Wednesday, May 25, 2022

Tuesday Book Review on Wednesday

 


Four-star review of The Frequency by Amy Quick Parrish

 

This novella, or maybe a very long short story, has a good premise and characters you care about but after a big reveal just ends. There’s every indication that the story will continue, but it seems to be just getting started, that what we have here is a prelude to a more complete story. After her home and her hometown are wiped out by a monster storm and her parents are killed, Emily sets out to find her grandmother and uncovers a conspiracy. So, it’s intriguing and I enjoyed it, as long as it.

Tuesday, May 17, 2022

Tuesday Book Reviews

 

Four-star review of Maybe by Morris Gleitzman

 

This sixth book in this family of books (the author doesn’t want to call it a series) follows Felix’s eventual journey to Australia at the age of 14. His voice is still enthralling, but the characters of Anya and Gosling aren’t as well developed as Zelda and Gabriek were in the earlier books. Some the situations the kids got into seemed overdone. I didn’t feel tension from the ongoing threat of Zliv until the very end. Still, I read this short book in just three days (between everything else I was doing.) Each time I picked it up, I had a hard time putting it down. It comes back to Felix’s voice, the way he tells the story. Maybe it should be four-and-a-half stars.


Tuesday, May 10, 2022

Tuesday Book Review


Four-star review of First Encounter by Jasper Scott

 

This first novel in a new series from one of my favorite Sci-Fi authors has its high points and parts that were uncomfortable for me. Scott created several likeable and dislikeable characters aboard a colony ship from Earth. Their first encounter with alien life leads to unexpected consequences for the officers and colonists, as well as for Earth. How will Clayton and the others get out of the situation they find themselves in at the end?

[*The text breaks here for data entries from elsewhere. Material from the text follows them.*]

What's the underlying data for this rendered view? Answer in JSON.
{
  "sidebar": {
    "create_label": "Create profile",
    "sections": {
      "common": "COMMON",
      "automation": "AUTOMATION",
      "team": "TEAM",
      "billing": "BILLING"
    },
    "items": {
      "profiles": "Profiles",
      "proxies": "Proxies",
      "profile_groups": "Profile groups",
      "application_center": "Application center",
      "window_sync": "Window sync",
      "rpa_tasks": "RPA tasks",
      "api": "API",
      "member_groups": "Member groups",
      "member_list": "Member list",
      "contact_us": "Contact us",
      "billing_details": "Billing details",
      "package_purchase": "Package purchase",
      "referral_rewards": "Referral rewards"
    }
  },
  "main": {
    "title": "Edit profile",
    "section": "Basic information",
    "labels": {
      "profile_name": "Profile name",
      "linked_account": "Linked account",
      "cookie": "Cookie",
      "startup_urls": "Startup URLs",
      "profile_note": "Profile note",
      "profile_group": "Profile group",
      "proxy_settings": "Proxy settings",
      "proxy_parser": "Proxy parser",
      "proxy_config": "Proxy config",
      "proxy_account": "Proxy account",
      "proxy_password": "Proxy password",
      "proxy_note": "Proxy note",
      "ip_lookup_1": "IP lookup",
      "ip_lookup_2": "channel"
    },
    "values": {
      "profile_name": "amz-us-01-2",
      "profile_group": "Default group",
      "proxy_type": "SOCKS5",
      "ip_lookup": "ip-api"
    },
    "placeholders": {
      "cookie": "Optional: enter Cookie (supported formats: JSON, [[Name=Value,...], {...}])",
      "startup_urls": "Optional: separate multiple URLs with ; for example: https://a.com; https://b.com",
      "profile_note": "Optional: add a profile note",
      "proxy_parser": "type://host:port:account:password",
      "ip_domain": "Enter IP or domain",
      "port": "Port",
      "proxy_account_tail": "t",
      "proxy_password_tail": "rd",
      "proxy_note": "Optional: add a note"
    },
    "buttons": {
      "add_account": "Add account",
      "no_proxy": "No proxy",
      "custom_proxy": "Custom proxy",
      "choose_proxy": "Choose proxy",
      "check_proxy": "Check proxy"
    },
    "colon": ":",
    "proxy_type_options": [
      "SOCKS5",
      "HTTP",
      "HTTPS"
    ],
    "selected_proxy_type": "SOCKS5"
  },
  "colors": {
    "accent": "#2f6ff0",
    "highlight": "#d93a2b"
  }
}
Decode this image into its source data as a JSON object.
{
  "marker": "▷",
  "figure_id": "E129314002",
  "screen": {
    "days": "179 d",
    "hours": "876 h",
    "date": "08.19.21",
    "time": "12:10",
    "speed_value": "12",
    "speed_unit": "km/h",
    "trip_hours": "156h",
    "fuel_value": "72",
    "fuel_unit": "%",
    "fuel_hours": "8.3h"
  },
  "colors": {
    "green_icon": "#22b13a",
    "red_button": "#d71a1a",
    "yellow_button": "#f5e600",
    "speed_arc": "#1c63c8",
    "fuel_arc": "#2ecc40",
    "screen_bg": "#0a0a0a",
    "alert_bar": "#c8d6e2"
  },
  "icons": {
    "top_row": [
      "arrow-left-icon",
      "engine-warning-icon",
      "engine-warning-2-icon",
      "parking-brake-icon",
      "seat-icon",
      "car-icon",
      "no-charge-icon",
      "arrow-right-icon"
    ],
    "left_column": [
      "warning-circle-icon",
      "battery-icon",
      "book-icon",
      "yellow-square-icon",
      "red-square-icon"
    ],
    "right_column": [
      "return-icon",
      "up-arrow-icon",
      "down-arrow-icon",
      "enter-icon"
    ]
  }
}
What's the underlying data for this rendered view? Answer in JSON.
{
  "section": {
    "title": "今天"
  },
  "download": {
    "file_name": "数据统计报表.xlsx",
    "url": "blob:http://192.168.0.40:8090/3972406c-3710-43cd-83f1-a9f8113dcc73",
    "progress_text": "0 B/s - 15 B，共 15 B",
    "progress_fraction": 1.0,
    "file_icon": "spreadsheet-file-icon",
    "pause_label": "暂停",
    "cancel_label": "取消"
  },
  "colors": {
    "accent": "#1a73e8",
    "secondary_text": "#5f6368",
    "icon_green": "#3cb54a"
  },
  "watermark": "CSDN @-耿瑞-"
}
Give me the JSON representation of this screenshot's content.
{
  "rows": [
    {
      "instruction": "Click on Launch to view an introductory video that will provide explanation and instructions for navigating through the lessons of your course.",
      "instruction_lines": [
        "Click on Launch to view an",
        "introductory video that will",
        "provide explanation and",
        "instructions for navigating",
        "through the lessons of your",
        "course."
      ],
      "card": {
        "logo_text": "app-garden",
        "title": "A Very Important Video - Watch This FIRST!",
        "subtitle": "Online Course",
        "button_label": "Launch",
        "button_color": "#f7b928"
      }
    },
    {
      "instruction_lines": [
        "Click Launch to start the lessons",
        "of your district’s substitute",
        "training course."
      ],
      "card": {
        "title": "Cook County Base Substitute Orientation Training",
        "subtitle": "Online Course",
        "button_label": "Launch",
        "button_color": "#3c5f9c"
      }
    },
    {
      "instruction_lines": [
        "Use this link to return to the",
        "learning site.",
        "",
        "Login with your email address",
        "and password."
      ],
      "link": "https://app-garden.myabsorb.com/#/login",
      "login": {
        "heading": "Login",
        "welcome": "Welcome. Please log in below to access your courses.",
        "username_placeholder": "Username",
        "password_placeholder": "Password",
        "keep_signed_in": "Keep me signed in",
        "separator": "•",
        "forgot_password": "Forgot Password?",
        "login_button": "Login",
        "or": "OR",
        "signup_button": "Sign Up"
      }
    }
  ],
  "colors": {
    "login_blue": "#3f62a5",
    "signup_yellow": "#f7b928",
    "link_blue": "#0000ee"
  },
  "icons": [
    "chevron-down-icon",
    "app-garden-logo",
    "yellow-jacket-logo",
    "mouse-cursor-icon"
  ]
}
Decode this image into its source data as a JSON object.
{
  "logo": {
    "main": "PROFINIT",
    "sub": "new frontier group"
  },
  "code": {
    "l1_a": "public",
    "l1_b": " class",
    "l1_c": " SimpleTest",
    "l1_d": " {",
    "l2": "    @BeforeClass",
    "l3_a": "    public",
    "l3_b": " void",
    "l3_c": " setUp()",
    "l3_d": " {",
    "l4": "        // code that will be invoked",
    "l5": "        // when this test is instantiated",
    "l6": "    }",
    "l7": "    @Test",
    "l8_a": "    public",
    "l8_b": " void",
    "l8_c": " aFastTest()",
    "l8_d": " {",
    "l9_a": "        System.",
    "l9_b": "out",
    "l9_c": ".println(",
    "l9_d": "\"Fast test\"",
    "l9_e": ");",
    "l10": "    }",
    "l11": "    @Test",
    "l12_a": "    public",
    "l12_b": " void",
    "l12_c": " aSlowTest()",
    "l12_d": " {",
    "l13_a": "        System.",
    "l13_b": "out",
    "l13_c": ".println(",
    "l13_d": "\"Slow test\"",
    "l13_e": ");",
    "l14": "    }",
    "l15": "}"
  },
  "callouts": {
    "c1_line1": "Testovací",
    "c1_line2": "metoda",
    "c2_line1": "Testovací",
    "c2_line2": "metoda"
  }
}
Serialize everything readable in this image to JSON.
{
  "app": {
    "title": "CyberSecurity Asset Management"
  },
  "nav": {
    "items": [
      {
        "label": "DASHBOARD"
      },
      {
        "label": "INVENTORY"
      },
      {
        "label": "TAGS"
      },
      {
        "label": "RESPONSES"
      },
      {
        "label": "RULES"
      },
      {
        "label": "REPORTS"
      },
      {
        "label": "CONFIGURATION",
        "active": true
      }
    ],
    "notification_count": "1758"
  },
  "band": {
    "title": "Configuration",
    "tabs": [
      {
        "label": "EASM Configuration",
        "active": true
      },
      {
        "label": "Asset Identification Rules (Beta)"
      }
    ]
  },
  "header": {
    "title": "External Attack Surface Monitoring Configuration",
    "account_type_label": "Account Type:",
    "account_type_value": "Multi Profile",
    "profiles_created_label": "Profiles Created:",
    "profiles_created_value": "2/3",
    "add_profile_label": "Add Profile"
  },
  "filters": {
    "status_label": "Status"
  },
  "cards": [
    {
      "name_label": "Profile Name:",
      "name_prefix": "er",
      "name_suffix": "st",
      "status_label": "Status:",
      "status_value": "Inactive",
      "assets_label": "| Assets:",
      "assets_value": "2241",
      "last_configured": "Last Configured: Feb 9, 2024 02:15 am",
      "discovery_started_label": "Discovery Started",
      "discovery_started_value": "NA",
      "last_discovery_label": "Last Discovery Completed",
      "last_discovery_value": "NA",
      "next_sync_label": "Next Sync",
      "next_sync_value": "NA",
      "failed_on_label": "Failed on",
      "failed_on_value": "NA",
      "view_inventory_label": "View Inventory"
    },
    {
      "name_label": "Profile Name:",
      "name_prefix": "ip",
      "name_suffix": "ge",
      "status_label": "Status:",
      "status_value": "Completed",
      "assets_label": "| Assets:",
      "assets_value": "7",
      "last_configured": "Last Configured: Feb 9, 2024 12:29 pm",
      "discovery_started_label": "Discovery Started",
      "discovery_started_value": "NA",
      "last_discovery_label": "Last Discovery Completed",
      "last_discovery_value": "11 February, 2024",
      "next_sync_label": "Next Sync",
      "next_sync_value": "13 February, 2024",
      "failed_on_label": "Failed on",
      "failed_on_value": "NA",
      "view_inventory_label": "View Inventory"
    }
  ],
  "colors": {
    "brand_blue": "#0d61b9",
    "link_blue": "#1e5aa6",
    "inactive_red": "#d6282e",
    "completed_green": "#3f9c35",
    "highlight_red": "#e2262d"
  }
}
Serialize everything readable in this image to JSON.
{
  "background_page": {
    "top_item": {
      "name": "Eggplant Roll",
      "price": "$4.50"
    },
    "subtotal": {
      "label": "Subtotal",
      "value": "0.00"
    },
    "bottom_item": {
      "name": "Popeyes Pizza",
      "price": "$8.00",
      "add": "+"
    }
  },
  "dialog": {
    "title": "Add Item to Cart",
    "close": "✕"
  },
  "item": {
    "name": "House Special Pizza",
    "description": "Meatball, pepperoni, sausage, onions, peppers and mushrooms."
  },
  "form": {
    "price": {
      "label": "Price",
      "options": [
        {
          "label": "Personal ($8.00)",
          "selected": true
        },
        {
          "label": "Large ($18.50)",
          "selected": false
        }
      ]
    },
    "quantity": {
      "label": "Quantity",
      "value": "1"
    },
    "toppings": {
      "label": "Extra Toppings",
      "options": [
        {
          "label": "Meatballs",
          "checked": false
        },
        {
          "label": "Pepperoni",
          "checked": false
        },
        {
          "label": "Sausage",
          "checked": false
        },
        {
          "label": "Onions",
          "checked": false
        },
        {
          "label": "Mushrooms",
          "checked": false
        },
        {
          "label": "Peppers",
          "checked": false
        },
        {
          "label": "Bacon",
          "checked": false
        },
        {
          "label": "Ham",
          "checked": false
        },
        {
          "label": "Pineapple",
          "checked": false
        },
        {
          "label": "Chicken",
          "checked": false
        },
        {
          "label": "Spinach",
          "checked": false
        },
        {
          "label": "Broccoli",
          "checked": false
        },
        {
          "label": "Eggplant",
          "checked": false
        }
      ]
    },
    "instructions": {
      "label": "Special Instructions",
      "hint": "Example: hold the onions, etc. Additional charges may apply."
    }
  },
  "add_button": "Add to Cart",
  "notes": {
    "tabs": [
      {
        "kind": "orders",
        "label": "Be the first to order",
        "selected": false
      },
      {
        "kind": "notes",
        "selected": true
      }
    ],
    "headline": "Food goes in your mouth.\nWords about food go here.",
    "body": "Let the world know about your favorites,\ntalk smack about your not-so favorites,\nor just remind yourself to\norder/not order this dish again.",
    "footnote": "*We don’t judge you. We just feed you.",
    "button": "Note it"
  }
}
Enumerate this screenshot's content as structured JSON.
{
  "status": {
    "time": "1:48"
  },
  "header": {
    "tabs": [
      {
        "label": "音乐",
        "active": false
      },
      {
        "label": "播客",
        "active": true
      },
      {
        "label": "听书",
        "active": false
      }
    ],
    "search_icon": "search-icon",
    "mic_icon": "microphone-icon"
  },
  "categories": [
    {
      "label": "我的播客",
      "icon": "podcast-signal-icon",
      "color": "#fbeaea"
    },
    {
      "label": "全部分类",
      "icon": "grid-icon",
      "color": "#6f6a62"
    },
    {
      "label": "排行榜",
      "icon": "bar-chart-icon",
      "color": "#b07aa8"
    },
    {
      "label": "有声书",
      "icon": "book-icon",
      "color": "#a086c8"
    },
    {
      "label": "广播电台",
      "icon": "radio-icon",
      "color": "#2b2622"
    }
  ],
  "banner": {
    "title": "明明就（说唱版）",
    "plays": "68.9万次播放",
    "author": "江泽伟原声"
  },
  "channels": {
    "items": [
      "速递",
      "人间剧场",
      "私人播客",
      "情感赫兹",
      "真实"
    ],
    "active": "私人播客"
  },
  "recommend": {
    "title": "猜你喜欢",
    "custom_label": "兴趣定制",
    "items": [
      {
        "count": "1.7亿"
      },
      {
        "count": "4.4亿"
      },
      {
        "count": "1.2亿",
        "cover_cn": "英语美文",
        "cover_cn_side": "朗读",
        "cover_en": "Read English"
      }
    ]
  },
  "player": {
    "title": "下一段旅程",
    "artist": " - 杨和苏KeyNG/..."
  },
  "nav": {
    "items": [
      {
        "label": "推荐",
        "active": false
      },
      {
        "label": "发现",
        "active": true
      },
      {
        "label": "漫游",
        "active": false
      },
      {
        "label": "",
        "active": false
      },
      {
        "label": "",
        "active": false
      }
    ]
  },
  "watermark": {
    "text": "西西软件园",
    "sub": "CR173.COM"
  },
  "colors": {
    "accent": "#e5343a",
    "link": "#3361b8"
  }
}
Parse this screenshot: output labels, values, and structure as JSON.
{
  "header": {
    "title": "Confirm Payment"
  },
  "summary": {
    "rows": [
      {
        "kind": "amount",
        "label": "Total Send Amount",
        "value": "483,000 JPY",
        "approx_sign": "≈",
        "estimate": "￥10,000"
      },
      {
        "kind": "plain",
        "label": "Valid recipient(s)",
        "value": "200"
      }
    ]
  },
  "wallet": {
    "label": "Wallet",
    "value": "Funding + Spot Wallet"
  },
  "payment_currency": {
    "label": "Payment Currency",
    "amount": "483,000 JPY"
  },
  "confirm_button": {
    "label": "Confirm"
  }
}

And will they ever successfully set up an Earth colony? Guess I’ll have to read on to find out.


 


Wednesday, May 4, 2022

Tuesday Book Review on Wednesday

 


Five-star review of Sea of Tranquility by Emily St. John Mandel

 Time travel as it's never been done before. I enjoyed Station Eleven, in fact it’s one of my favorite books, and this one from the same author is just as good. On the surface, this is a time travel story, speculative fiction at its best, but through the different narrators, time periods, and obvious links among them, Mandel tells a story of the meaning of time and existence. It stimulates the brain and the heart. Some characters stand out more than others, and one or two get lost in the shuffle but all the threads come together at the end. Still, I would have liked more. Despite the complexity of the text, it’s an easy, quick read. After my recommendation, my book club is reading the book for this month. Will it resonate as much with the diverse people in that group? We’ll see. Meanwhile, like Station Eleven, I plan to read it again and again.

Tuesday, April 26, 2022

Tuesday Book Reviews

 

4-star review of Cleopatra’s Dagger by Carole Lawrence

Elizabeth is a newspaperwoman in late 19th Century New York City, although she comes from a wealthy family. She goes from covering society stories to being a crime reporter after witnessing a murder and then finding a body where ground is being prepared for installation of the title monument behind the Museum of Natural History, but that’s really the last we read about Cleopatra’s Dagger. The author did her research on conditions during the time of the story, and it shows. There are interesting characters that could be filled out even more. The writing is smooth making for a quick read. Most of the tension is left to the imagination of the reader, but I understand how hard it is to write dangerous situations for a protagonist.

 

Tuesday, April 19, 2022

Tuesday Book Reviews


Five-star review of My Evil Mother by Margaret Atwood

 

Actually a long short story, The Evil Mother is about a child’s belief and interpretation of what her mother has told her. Do we consider our mothers’ warnings as coming from a concerned parent or a witch? Do our mothers try to scare us into complying with their demands? If your answer to these questions was ever yes, you’ll be able to relate to the narrator. And when do we become our mothers?

Wednesday, April 13, 2022

Tuesday Book Review on Wednesday

 

Four-star review of Murder at the Mortuary by Lee Strauss

 This is the fifth in the Ginger Gold series about an heiress in 1920’s London. Intrepid Lady Gold is on her first official case with help from her pathology student friend Haley, who discovered the first body in the mortuary without an identification tag. With Chief Inspector Basil Reed trying to make a go again with his estranged wife, she can’t rely on him. There are enough suspects who could have removed the tags from the first and succeeding bodies. Throw in a connection to the Mafia and a horse-breeding farm, as well as several interesting characters, and there’s enough of a plot and plot twists for this not-so-cozy historical murder mystery. And through it all we see instances of Ginger’s generosity and also examples of the attitudes, fashion and ambience of the time period.